▶ _WHAT YOU SHOULD DO_: Under no circumstances alter the records; copy each one exactly.

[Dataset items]
──────

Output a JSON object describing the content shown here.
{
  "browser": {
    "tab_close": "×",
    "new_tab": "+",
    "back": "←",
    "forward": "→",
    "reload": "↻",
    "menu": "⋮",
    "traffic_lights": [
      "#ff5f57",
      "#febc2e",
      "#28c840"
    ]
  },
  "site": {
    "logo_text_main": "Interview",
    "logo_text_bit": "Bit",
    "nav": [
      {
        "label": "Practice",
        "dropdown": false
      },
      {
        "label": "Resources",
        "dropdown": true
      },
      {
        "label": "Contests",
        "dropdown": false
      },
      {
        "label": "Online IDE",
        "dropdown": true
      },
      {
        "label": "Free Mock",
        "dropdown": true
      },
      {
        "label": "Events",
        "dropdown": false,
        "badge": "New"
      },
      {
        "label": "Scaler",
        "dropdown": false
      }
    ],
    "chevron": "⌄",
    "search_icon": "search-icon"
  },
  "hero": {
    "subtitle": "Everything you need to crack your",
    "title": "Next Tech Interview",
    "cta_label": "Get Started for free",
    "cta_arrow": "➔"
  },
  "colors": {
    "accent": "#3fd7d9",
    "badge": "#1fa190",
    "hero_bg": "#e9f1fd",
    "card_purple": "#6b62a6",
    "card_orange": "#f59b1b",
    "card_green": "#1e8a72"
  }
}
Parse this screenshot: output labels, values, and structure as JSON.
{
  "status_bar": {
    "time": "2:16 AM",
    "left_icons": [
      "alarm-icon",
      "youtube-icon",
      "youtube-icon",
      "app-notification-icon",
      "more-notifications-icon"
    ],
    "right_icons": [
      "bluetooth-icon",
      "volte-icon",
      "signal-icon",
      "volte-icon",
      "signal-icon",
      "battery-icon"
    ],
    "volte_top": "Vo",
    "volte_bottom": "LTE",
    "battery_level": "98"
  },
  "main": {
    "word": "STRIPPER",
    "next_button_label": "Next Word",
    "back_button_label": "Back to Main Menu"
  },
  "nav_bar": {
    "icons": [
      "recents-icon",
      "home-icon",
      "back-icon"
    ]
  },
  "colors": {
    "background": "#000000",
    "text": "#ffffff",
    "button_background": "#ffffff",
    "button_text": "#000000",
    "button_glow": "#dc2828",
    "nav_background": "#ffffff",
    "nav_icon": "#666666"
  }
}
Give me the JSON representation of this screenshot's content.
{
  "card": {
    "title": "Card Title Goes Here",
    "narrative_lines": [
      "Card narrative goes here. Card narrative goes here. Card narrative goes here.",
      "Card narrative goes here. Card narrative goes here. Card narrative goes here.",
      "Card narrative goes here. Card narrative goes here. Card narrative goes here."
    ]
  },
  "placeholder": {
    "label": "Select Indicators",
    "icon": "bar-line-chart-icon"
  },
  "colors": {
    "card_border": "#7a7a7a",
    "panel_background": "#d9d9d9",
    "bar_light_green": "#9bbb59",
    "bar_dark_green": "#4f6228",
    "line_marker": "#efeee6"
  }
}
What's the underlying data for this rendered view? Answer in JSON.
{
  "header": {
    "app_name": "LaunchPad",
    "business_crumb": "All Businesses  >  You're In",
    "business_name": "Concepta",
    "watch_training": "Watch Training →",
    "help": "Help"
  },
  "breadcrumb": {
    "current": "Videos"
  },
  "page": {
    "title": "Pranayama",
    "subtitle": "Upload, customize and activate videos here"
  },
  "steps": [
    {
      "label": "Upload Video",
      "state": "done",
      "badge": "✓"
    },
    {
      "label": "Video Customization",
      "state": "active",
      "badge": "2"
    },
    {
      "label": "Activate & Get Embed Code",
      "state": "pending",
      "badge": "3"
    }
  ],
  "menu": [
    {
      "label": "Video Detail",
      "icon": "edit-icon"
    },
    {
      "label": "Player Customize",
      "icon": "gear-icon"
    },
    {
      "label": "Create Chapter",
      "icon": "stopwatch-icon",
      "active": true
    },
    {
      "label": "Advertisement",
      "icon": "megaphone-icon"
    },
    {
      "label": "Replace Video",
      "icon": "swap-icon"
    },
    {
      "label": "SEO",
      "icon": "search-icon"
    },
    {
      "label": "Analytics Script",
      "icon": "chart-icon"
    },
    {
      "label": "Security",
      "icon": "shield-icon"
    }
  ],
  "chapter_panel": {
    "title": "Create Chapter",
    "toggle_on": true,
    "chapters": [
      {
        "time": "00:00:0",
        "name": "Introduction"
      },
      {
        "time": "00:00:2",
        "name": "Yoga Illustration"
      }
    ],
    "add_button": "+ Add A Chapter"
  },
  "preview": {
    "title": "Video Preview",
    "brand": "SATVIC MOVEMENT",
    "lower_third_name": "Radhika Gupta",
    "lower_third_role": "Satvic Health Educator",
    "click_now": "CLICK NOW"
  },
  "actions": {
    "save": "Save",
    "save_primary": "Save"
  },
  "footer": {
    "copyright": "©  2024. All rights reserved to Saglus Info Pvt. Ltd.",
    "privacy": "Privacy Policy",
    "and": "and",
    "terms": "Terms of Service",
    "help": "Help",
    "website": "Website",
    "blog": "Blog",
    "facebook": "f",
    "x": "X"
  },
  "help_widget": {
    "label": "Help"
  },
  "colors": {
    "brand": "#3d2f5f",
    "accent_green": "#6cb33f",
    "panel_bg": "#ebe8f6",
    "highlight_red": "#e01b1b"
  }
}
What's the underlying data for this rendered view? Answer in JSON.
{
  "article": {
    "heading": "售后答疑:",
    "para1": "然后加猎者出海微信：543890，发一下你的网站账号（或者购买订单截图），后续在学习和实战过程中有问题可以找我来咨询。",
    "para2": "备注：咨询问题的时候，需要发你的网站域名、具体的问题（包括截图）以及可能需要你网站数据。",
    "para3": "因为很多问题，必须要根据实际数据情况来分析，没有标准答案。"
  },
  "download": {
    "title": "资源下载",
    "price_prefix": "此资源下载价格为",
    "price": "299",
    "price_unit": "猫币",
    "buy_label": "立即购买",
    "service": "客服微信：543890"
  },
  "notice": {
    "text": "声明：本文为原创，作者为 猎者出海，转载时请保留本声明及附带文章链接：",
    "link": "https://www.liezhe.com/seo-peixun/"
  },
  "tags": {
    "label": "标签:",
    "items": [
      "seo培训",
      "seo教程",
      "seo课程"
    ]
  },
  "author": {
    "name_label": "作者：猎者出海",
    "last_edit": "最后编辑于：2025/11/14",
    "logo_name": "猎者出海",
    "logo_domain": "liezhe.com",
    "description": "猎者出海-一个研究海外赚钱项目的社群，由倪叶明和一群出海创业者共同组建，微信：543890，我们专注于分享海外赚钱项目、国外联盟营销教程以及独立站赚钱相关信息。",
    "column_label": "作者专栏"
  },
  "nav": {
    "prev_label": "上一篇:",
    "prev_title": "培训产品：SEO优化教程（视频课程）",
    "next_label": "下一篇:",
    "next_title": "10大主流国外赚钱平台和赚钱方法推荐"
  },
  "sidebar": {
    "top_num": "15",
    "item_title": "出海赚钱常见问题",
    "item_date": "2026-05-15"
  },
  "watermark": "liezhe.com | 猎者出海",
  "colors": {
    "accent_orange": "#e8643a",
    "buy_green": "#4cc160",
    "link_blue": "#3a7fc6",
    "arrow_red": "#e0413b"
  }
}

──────

▶ _SOLUTION FOR THIS TASK_:
Output a JSON object describing the content shown here.
{
  "browser": {
    "tab_close": "×",
    "new_tab": "+",
    "back": "←",
    "forward": "→",
    "reload": "↻",
    "menu": "⋮",
    "traffic_lights": [
      "#ff5f57",
      "#febc2e",
      "#28c840"
    ]
  },
  "site": {
    "logo_text_main": "Interview",
    "logo_text_bit": "Bit",
    "nav": [
      {
        "label": "Practice",
        "dropdown": false
      },
      {
        "label": "Resources",
        "dropdown": true
      },
      {
        "label": "Contests",
        "dropdown": false
      },
      {
        "label": "Online IDE",
        "dropdown": true
      },
      {
        "label": "Free Mock",
        "dropdown": true
      },
      {
        "label": "Events",
        "dropdown": false,
        "badge": "New"
      },
      {
        "label": "Scaler",
        "dropdown": false
      }
    ],
    "chevron": "⌄",
    "search_icon": "search-icon"
  },
  "hero": {
    "subtitle": "Everything you need to crack your",
    "title": "Next Tech Interview",
    "cta_label": "Get Started for free",
    "cta_arrow": "➔"
  },
  "colors": {
    "accent": "#3fd7d9",
    "badge": "#1fa190",
    "hero_bg": "#e9f1fd",
    "card_purple": "#6b62a6",
    "card_orange": "#f59b1b",
    "card_green": "#1e8a72"
  }
}
Parse this screenshot: output labels, values, and structure as JSON.
{
  "status_bar": {
    "time": "2:16 AM",
    "left_icons": [
      "alarm-icon",
      "youtube-icon",
      "youtube-icon",
      "app-notification-icon",
      "more-notifications-icon"
    ],
    "right_icons": [
      "bluetooth-icon",
      "volte-icon",
      "signal-icon",
      "volte-icon",
      "signal-icon",
      "battery-icon"
    ],
    "volte_top": "Vo",
    "volte_bottom": "LTE",
    "battery_level": "98"
  },
  "main": {
    "word": "STRIPPER",
    "next_button_label": "Next Word",
    "back_button_label": "Back to Main Menu"
  },
  "nav_bar": {
    "icons": [
      "recents-icon",
      "home-icon",
      "back-icon"
    ]
  },
  "colors": {
    "background": "#000000",
    "text": "#ffffff",
    "button_background": "#ffffff",
    "button_text": "#000000",
    "button_glow": "#dc2828",
    "nav_background": "#ffffff",
    "nav_icon": "#666666"
  }
}
Give me the JSON representation of this screenshot's content.
{
  "card": {
    "title": "Card Title Goes Here",
    "narrative_lines": [
      "Card narrative goes here. Card narrative goes here. Card narrative goes here.",
      "Card narrative goes here. Card narrative goes here. Card narrative goes here.",
      "Card narrative goes here. Card narrative goes here. Card narrative goes here."
    ]
  },
  "placeholder": {
    "label": "Select Indicators",
    "icon": "bar-line-chart-icon"
  },
  "colors": {
    "card_border": "#7a7a7a",
    "panel_background": "#d9d9d9",
    "bar_light_green": "#9bbb59",
    "bar_dark_green": "#4f6228",
    "line_marker": "#efeee6"
  }
}
What's the underlying data for this rendered view? Answer in JSON.
{
  "header": {
    "app_name": "LaunchPad",
    "business_crumb": "All Businesses  >  You're In",
    "business_name": "Concepta",
    "watch_training": "Watch Training →",
    "help": "Help"
  },
  "breadcrumb": {
    "current": "Videos"
  },
  "page": {
    "title": "Pranayama",
    "subtitle": "Upload, customize and activate videos here"
  },
  "steps": [
    {
      "label": "Upload Video",
      "state": "done",
      "badge": "✓"
    },
    {
      "label": "Video Customization",
      "state": "active",
      "badge": "2"
    },
    {
      "label": "Activate & Get Embed Code",
      "state": "pending",
      "badge": "3"
    }
  ],
  "menu": [
    {
      "label": "Video Detail",
      "icon": "edit-icon"
    },
    {
      "label": "Player Customize",
      "icon": "gear-icon"
    },
    {
      "label": "Create Chapter",
      "icon": "stopwatch-icon",
      "active": true
    },
    {
      "label": "Advertisement",
      "icon": "megaphone-icon"
    },
    {
      "label": "Replace Video",
      "icon": "swap-icon"
    },
    {
      "label": "SEO",
      "icon": "search-icon"
    },
    {
      "label": "Analytics Script",
      "icon": "chart-icon"
    },
    {
      "label": "Security",
      "icon": "shield-icon"
    }
  ],
  "chapter_panel": {
    "title": "Create Chapter",
    "toggle_on": true,
    "chapters": [
      {
        "time": "00:00:0",
        "name": "Introduction"
      },
      {
        "time": "00:00:2",
        "name": "Yoga Illustration"
      }
    ],
    "add_button": "+ Add A Chapter"
  },
  "preview": {
    "title": "Video Preview",
    "brand": "SATVIC MOVEMENT",
    "lower_third_name": "Radhika Gupta",
    "lower_third_role": "Satvic Health Educator",
    "click_now": "CLICK NOW"
  },
  "actions": {
    "save": "Save",
    "save_primary": "Save"
  },
  "footer": {
    "copyright": "©  2024. All rights reserved to Saglus Info Pvt. Ltd.",
    "privacy": "Privacy Policy",
    "and": "and",
    "terms": "Terms of Service",
    "help": "Help",
    "website": "Website",
    "blog": "Blog",
    "facebook": "f",
    "x": "X"
  },
  "help_widget": {
    "label": "Help"
  },
  "colors": {
    "brand": "#3d2f5f",
    "accent_green": "#6cb33f",
    "panel_bg": "#ebe8f6",
    "highlight_red": "#e01b1b"
  }
}
What's the underlying data for this rendered view? Answer in JSON.
{
  "article": {
    "heading": "售后答疑:",
    "para1": "然后加猎者出海微信：543890，发一下你的网站账号（或者购买订单截图），后续在学习和实战过程中有问题可以找我来咨询。",
    "para2": "备注：咨询问题的时候，需要发你的网站域名、具体的问题（包括截图）以及可能需要你网站数据。",
    "para3": "因为很多问题，必须要根据实际数据情况来分析，没有标准答案。"
  },
  "download": {
    "title": "资源下载",
    "price_prefix": "此资源下载价格为",
    "price": "299",
    "price_unit": "猫币",
    "buy_label": "立即购买",
    "service": "客服微信：543890"
  },
  "notice": {
    "text": "声明：本文为原创，作者为 猎者出海，转载时请保留本声明及附带文章链接：",
    "link": "https://www.liezhe.com/seo-peixun/"
  },
  "tags": {
    "label": "标签:",
    "items": [
      "seo培训",
      "seo教程",
      "seo课程"
    ]
  },
  "author": {
    "name_label": "作者：猎者出海",
    "last_edit": "最后编辑于：2025/11/14",
    "logo_name": "猎者出海",
    "logo_domain": "liezhe.com",
    "description": "猎者出海-一个研究海外赚钱项目的社群，由倪叶明和一群出海创业者共同组建，微信：543890，我们专注于分享海外赚钱项目、国外联盟营销教程以及独立站赚钱相关信息。",
    "column_label": "作者专栏"
  },
  "nav": {
    "prev_label": "上一篇:",
    "prev_title": "培训产品：SEO优化教程（视频课程）",
    "next_label": "下一篇:",
    "next_title": "10大主流国外赚钱平台和赚钱方法推荐"
  },
  "sidebar": {
    "top_num": "15",
    "item_title": "出海赚钱常见问题",
    "item_date": "2026-05-15"
  },
  "watermark": "liezhe.com | 猎者出海",
  "colors": {
    "accent_orange": "#e8643a",
    "buy_green": "#4cc160",
    "link_blue": "#3a7fc6",
    "arrow_red": "#e0413b"
  }
}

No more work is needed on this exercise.